Several people cannot imagine that you can become smart without a formal education which includes at least a high school diploma. It is not that the counter-examples are missing (there are plenty: Bobby Fischer, Walt Disney, James Bach and Richard Branson). It is simply hard to imagine that you could do away with brick-and-mortal schools and still have scholarship and intelligence. Similarly, we cannot imagine a world without corporations or without central currency, or science without formal peer review.

Challenging preconceived notions is difficult because your feelings will betray you. Radically new ideas feel wrong. The cure is to try to remember how it felt like when you were first exposed to these ideas. On this note, Andre Vellino pointed me to Disciplined Minds, a book so controversial that it got its author fired! It reminded me of my feelings as a student about exams, grades and teachers:

  • Exams and grades appear neutral: on the face of it, they are merit-based challenges. While in fact, they are really tests of conformity. To get good grades, you must organize much of your life around what others expect you to do. I cannot think of a good reason why most people would care about the integral of x3 cos(x). Why do we require such technical knowledge of so many people? The reason is simple: if you can set aside all other interests to learn calculus just because you are told to do so, then you are good at learning what you are told to learn. If you refuse to hand in an assignment because you think it is stupid, you will be punished. It does not matter if you use the free time to be even more productive on some valid scholarship.
  • Teachers appear unpolitical at a first glance. They teach commonly accepted facts to students. However, teachers are political because they never challenge the curriculum, and when they do, they are frequently fired. As a kid, I refused to learn my multiplication tables. I was repeatedly chastised for failing to memorize them: instead, I would design algorithms to quickly deduce the correct answer without rote memorization. This was called cheating, and my teachers would wait for the small pause and then interrupt me: “you are cheating again, you have to memorize”. I still have not memorized my multiplication tables. Why is it that no teacher ever opposed the requirement that we memorize multiplication tables? Because their job involves teaching obedience.
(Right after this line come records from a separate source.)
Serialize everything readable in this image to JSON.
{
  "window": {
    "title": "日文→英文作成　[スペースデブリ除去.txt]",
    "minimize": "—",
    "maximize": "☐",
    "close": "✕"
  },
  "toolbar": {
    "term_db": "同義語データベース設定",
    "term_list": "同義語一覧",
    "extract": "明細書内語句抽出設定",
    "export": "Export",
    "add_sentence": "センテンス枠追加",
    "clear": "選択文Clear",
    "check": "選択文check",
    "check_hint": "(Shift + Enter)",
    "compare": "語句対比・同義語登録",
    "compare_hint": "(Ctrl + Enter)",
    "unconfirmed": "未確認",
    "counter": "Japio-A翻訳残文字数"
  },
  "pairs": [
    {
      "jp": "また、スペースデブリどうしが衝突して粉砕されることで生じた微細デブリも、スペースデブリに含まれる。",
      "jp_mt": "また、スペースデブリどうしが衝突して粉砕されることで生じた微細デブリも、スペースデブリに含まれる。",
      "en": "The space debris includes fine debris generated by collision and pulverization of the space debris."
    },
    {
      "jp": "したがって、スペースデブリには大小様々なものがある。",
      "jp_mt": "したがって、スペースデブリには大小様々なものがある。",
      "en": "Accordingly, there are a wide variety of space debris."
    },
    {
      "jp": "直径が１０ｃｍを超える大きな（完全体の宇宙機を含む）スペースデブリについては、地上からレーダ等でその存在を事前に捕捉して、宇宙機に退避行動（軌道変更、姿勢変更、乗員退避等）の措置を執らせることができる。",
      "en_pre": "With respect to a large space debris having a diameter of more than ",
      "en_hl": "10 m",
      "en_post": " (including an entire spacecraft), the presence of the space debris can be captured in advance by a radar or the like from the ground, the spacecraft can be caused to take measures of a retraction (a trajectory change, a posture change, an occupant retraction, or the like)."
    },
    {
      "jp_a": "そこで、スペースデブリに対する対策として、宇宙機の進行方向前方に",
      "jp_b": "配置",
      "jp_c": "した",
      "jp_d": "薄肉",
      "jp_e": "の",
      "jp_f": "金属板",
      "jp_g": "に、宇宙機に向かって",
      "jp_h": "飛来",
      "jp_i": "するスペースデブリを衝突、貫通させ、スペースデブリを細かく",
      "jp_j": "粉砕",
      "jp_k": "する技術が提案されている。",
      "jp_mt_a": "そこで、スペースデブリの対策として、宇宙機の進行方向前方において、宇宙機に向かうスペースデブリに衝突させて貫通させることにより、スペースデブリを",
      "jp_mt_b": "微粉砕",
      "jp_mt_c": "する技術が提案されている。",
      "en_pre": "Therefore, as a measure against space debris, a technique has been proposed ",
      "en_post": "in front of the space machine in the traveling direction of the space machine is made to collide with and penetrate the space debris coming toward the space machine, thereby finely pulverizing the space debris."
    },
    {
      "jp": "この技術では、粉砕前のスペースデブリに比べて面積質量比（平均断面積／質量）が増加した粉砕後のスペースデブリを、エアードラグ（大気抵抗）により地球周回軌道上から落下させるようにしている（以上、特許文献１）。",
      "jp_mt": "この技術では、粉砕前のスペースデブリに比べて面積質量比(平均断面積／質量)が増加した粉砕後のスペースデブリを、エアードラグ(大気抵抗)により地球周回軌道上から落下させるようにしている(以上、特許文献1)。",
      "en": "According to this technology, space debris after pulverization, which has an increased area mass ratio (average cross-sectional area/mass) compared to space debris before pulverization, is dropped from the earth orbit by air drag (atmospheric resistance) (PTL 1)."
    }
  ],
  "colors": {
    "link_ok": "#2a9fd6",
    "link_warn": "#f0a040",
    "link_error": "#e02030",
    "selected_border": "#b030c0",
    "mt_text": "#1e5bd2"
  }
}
So, the same way corporations and central currencies are not neutral, public education is not neutral. Kids are naturally curious. If you leave them alone, they will learn eagerly. Alas, they will also refuse to learn what you are telling them to learn. This is precisely what schools are meant to break.

Public education historically helped class mobility. Publicly funded scholar have also greatly contributed to our advancement. However, as the world is changing through increased automatization and globalization, we may need to drastically shift gear. Stephen Downes answered my previous post with a pointer to his essay Five key questions. In this essay, Downes offers a foundational principle for a renewed public education:

It represents a change of outlook from one where education is an essential service that much be provided to all persons, to one where the role of the public provider is overwhelmingly one of support and recognition for an individual’s own educational attainment. It represents an end to a centrally-defined determination of how an education can be obtained, to one that offers choices, resources and assessment.

Downes challenges conformity as a core value for education. Quite the opposite: he calls into question the idea that education should be “managed”. I believe he would agree that one of the great tragedy of public education is the centrally mandated curriculum. This was ideal preparation for the slow-moving corporations of the sixties and seventies. In 2011, why punish a kid who decides to spent five years building a robot?

Go ask your kid to name a planet. If his answer his Jupiter, Mars or Earth. Be worried. In the twenty-first century, we need kids who answer Eris or MakeMake.

Further reading: Brian Martin, Review of Jeff Schmidt’s Disciplined Minds: A Critical Look at Salaried Professionals and the Soul-Battering System that Shapes their Lives, Radical Teacher, No. 62, 2001, pp. 40-43.